Draft spotlight: Oklahoma receiver Sterling Shepard — whose dad, Derrick, was briefly a Saint — simply wants to find his niche in the NFL _lowres

Associated Press photo by TONY GUTIERREZ -- Oklahoma wide receiver Sterling Shepard dives for a touchdown after making a catch in front of Baylor safety Chance Waz on Nov. 14.

The New Orleans Saints hold special meaning for Sterling Shepard.

So do the Washington Redskins, and the Dallas Cowboys.

If any of those three teams selected Shepard in this spring’s NFL draft, the elation of achieving a lifelong dream would be even more special.

He’d be getting a chance to follow in his father’s footsteps again.

Derrick Shepard spent five seasons in the NFL, including a brief four-game stint in New Orleans during the 1989 season that included two catches and a 56-yard punt return for a touchdown against the Cowboys.

“It definitely gave me a little bit more motivation to get to the NFL,” Shepard said. “I followed in his footsteps going to Oklahoma, and he played in the league. He played for three teams, and it’s just kind of been my lifelong goal.”

Shepard never got to play in front of his father.

Derrick Shepard died in 1999 at the age of 35, a sudden heart attack ending a promising college coaching career as an assistant at Wyoming.

But his legacy drove his son, who was six at the time. Initially recruited by some teams to play defensive back out of high school, Shepard decided instead to play his father’s position and don Derrick’s familiar No. 3 for the Sooners.

Then the son moved his father, and a lot of other Oklahoma receivers, down the Sooner record books.

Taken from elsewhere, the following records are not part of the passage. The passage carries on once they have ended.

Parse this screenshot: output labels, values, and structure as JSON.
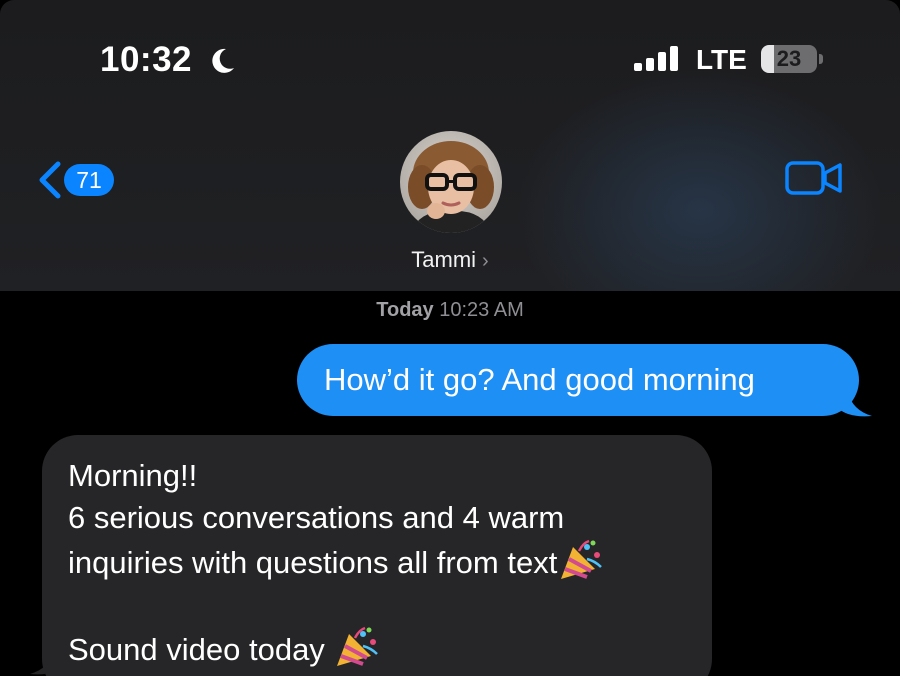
{
  "status_bar": {
    "time": "10:32",
    "focus_icon": "moon-icon",
    "signal_icon": "cellular-signal-icon",
    "network": "LTE",
    "battery_level": "23"
  },
  "nav": {
    "back_icon": "chevron-left-icon",
    "back_badge": "71",
    "contact_name": "Tammi",
    "contact_chevron": "›",
    "video_icon": "video-camera-icon"
  },
  "thread": {
    "timestamp_day": "Today",
    "timestamp_time": "10:23 AM",
    "messages": [
      {
        "direction": "outgoing",
        "text": "How’d it go? And good morning"
      },
      {
        "direction": "incoming",
        "line1": "Morning!!",
        "line2": "6 serious conversations and 4 warm",
        "line3": "inquiries with questions all from text",
        "line4": "Sound video today",
        "emoji": "party-popper-icon"
      }
    ]
  },
  "colors": {
    "outgoing_bubble": "#1e8ff5",
    "incoming_bubble": "#262628",
    "accent": "#0a84ff",
    "secondary_text": "#8e8e93"
  }
}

Shepard finished his career ranked second in Sooner history in receptions (233) and receiving yards (3,482), and he’s tied for third on the career list for touchdown catches with 36. Given a chance to play with breakout star Baker Mayfield at quarterback this season, Shepard exploded for 86 catches, 1,288 yards and 11 touchdowns, vaulting him up draft boards in a class of receivers that doesn’t appear to have the same depth as the past two drafts.

At 5-foot-10, 193 pounds, Shepard entered Senior Bowl week with something to prove. Because of his size, Shepard projects into the slot in the NFL, but he believes he can handle the No. 1 role traditionally reserved for bigger players.

“I see a lot of guys my size making big plays, like Odell Beckham, Antonio Brown,” Shepard said. “I feel like my game is really similar to those guys, right in that category.”

Shepard backed up his play at the Senior Bowl, earning Receiver of the Week honors and repeatedly getting free for deep balls over the top of talented defensive backs.

Worked out of the slot frequently by the Jacksonville Jaguars coaching staff in Mobile, Shepard also made plays on the outside, helped by elite quickness that should be on display in the on-field workouts at next week’s NFL scouting combine in Indianapolis.

“He’s really athletic. He’s quick, he’s one of the quicker receivers I’ve ever gone against, he’s really technical, and he does a lot of things well,” said Oklahoma State cornerback Kevin Peterson, one of Shepard’s rivals in college. “If the ball’s going to be anywhere near him, he’s going to catch it.”

New Orleans already has its own lightning-quick, smaller outside receiver in Brandin Cooks, who broke out with a playmaking sophomore campaign in 2015. New Orleans might not seem like an obvious landing spot for Shepard — Cooks is flanked by the rising Willie Snead and a promising player in Brandon Coleman — but if Marques Colston’s time with the Saints comes to an end, New Orleans could decide to look for another playmaker to help Drew Brees.

Shepard, who also handled punt return duties his final two seasons at Oklahoma, met with the Saints early at the Senior Bowl, and his size might not matter to them. New Orleans has a history of getting big production out of smaller receivers like Cooks, Snead, Lance Moore and Devery Henderson.

Plus, he’d get a chance to don one of the uniforms his father once wore.

“It’d be great if I played for one of them, because it’d be one heck of a story,” Shepard said. “But playing in the league is what I’ve always wanted to do. It doesn’t matter what team I’m playing for. ... Football runs in my blood.”

And it’s already carried him a long way.